A reference to West Virginia in connection with today’s recall of Mattel toys got my attention. By way of background, the U.S. Consumer Product Safety Commission today ordered the recall of more than 20 million toys manufactured by Mattel, Inc. because of concerns about the amount of lead and other toxins in the toys.  Earlier this month, the CPSC ordered the recall of 1.5 million toys manufactured by Mattel’s Fisher-Price division.  Mattel has already taken out full-page ads in several newspapers in which its CEO reiterates its concern for and commitment to children’s safety.

        The reference to West Virginia came in The Wall Street Journal‘s Law Blog‘s interview of Victor Schwartz regarding the prospect for litigation created by the recall.  Schwartz, is a partner at Shook, Hardy & Bacon, but is perhaps better known as the spokesperson for the American Tort Reform Association (the organization that listed West Virginia as its number one “Judicial Hellhole” in 2006).

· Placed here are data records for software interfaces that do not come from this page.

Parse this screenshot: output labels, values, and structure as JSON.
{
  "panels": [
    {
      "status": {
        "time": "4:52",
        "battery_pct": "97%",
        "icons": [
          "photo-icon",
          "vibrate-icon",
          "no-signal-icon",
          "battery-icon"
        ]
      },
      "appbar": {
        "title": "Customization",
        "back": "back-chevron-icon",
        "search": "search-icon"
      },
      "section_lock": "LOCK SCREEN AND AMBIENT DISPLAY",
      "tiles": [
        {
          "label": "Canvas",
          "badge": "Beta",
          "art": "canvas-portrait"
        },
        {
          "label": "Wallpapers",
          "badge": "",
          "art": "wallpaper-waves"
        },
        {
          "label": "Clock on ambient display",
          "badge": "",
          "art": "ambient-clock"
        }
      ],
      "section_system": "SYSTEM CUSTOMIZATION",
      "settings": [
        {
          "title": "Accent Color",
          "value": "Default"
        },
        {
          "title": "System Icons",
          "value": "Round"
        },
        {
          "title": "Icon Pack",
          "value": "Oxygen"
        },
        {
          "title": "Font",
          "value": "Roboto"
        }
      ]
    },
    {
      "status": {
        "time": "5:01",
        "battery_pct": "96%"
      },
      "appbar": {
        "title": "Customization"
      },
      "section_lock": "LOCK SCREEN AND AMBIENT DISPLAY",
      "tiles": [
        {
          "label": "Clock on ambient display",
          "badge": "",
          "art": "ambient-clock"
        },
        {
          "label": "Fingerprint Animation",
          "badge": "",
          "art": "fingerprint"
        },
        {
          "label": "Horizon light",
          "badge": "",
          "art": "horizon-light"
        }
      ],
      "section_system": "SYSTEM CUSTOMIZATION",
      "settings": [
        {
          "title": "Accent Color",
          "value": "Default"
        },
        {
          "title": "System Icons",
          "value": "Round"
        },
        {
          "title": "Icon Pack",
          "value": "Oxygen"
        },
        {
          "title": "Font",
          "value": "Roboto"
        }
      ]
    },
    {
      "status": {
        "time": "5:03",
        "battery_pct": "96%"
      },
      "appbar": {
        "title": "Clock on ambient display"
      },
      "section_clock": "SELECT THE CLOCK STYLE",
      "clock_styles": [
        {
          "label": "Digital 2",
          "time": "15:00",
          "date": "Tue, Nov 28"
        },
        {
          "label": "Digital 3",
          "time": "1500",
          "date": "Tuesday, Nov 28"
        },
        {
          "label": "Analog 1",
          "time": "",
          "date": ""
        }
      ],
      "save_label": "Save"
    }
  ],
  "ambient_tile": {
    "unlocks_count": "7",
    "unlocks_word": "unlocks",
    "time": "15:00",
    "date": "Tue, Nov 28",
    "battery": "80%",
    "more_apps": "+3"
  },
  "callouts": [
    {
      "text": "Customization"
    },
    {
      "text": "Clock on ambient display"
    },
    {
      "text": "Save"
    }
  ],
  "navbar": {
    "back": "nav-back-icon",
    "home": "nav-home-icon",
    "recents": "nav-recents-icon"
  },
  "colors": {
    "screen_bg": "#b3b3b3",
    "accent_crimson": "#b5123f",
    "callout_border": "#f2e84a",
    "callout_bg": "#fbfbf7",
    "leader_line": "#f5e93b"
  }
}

        Schwartz opined that medical monitoring for the children who played with the toys probably would not be effective. He pointed out that “medical monitoring has been rejected by most courts,” but that in those states where it existed, namely West Virginia and Missouri, he suggested offering to set up a fund to help the child’s family with medical expenses, but not to offer cash, since "most people just take cash and run out and buy a pick-up truck.”

    The Supreme Court of Appeals of West Virginia recognized the tort of medical monitoring in Bower v. Westinghouse Elec. Corp., 522 S.E.2d 424 (W.Va. 1999), in which the Court found that “a cause of action exists under West Virginia law for the recovery of medical monitoring costs, where it can be proven that such expenses are necessary and reasonably certain to be incurred as a proximate result of a defendant’s tortious conduct.”

    I disagree with Schwartz’s assessment that most courts have rejected medical monitoring.  Some courts have held that a physical or emotional injury must be present before an individual can recover for medical monitoring or medical surveillance costs, but in the research that I conducted, I found the tort exists in one form or another in many state and federal jurisdictions.   

    If the injuries suffered by one child are any indication, though, Schwartz may be correct that the nature of the injuries do not lend themselves to claims for medical monitoring.  According to CNN, in July, 2005, a seven year old Indianapolis girl accidentally swallowed two magnets off a Mattel toy, and developed a serious infection. She was hospitalized for two weeks and required follow-up visits with a physician on a regular basis.  Her medical expenses totaled about $40,000.  Her family retained Gordon Tabor, a lawyer who specializes in products liability cases, and filed suit, which Mattel settled for an undisclosed amount.